This Sunday is Mother’s Day, so to all Moms and those serving in maternal roles, Happy Mother’s Day.

I hit the jackpot when God decided that my Mom would be James Ella Reid Finney and my father, Jack Finney. While I loved my Dad dearly, I really was an extreme “Mama’s Boy.” It was Mom that shaped my love for God, church and the scriptures.

On special days like Mother’s Day, we tend to romanticize the past. However, being honest, I must I recognize that life was not perfect in the Finney family. There were moments they drove me to wanting to commit fratricide or patricide; but never suicide … I’m just not the suicidal type. But Mother’s Day and Father’s Day remind me how blessed I was in “Belonging to the Right Family.”

As their children grew up and left home, … me going into the Air Force … my parents, with usually Mama speaking, gave each of us the same emotional security blanket. They would tell us “No matter where you go, no matter what you do, you are mine. We love you and you can always come home.” I have never had to go home to my parents because I couldn’t make it in life; but perhaps, it was because I knew I could home if the need arose.

I realize that not everyone was blessed with the parents and family that I had; but the Good News is that everyone can still “Belong to the Right Family; God’s Family.” Even with our many character flaws, shortcomings, insecurities, and immaturity; we are God’s children. God loves us and accepts us as we are. And God invites us to come home with no conditions, nor restrictions.

Join us this Mother’s Day Sunday; if you can, bring your Mom, too. My sermon will be “Belonging to the Right Family; God’s Family” based on I Peter 2:2-3, 9-10 and John 14:1-3, 12-14.


This Sunday is known as “Good Shepherd Sunday.” That’s because the gospel reading for “The Fourth Sunday after Easter” always includes passages portraying Jesus as the Good Shepherd. The picture of Jesus as The Good Shepherd is meant to demonstrate the greatness of God’s unconditional love for us. It’s also meant to show the lengths to which God was willing to go to show God’s love for us.

In John 10:11 of The Message, Jesus says, “I am the Good Shepherd. The Good Shepherd puts the sheep before Himself, sacrifices Himself if necessary.” God was even willing to take the sting out of death for us.

This story by Adrian Dieleman can help us to visualize this point.
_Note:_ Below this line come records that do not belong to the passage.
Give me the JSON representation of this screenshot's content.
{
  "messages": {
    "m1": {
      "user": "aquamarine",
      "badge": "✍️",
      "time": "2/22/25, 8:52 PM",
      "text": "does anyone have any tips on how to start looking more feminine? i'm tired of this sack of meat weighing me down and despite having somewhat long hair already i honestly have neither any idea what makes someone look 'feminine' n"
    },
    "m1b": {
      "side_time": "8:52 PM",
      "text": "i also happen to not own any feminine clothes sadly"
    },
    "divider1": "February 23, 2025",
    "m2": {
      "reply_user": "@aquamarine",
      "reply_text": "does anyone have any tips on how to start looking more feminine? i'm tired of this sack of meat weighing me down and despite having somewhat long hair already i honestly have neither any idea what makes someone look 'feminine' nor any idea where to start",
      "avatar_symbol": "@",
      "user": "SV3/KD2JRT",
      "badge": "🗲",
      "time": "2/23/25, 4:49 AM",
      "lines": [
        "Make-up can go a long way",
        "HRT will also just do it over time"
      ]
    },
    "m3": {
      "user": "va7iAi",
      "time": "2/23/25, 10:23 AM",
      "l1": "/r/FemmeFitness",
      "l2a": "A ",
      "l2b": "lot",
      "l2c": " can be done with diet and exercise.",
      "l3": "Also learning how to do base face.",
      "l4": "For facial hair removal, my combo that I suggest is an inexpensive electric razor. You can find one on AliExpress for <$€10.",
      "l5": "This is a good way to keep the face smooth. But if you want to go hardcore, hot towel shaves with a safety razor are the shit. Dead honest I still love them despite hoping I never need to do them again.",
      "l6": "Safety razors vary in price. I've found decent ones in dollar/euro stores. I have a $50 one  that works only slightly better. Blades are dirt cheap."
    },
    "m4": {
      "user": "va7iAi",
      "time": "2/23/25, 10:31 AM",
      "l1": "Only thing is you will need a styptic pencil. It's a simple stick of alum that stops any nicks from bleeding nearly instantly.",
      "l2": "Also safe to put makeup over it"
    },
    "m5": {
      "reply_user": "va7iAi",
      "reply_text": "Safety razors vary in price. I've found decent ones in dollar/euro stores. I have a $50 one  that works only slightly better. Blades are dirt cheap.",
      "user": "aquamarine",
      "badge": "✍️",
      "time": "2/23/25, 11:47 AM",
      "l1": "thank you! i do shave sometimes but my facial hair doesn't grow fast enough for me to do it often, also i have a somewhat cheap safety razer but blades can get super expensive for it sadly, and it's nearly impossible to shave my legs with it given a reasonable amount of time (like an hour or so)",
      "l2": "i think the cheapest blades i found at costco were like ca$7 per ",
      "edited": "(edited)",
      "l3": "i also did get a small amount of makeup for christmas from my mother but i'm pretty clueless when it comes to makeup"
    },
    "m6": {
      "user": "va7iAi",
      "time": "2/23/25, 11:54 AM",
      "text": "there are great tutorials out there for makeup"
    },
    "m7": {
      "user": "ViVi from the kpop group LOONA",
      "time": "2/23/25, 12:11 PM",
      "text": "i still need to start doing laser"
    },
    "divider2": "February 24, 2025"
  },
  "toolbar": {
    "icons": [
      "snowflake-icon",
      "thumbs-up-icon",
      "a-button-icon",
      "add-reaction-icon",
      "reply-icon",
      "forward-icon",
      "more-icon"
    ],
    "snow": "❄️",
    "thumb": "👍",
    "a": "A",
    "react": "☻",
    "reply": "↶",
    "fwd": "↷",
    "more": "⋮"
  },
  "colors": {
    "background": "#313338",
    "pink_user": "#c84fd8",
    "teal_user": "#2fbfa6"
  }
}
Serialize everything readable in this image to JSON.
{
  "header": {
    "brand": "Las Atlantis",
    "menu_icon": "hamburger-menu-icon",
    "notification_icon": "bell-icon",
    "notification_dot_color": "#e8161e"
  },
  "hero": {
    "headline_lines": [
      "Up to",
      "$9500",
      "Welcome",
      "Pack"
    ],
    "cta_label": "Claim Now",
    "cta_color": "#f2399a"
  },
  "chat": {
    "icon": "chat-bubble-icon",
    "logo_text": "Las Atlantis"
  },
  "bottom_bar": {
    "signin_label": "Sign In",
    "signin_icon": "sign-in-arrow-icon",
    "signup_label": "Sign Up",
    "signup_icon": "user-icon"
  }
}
He writes: A boy and his father were driving down a country road on a beautiful spring afternoon when a bumblebee flew in the car window. The little boy, who was allergic to bee stings, was petrified. The father quickly reached out, grabbed the bee, squeezed it in his hand, then released it. The boy grew frantic as it buzzed by him. Once again, the father reached out his hand; but this time he pointed to his palm. There stuck in his skin was the stinger of the bee. “Do you see this?” he asked. “You don’t need to be afraid anymore. I’ve taken the sting for you.”

One of the biggest fears people have is the sting of death. We don’t’ need to fear death anymore because “Jesus, The Good Shepherd” has taken the sting for us. If “Jesus, The Good Shepherd” has done that for us, rest assured that His other claim in John 10:10 is true also. “I’ve come that you may have life, and have it to the fullest.

Join us at Covenant this Sunday as I preach on “Jesus, The Good Shepherd” using the very family scriptures of Psalm 23 and John 10:1-11.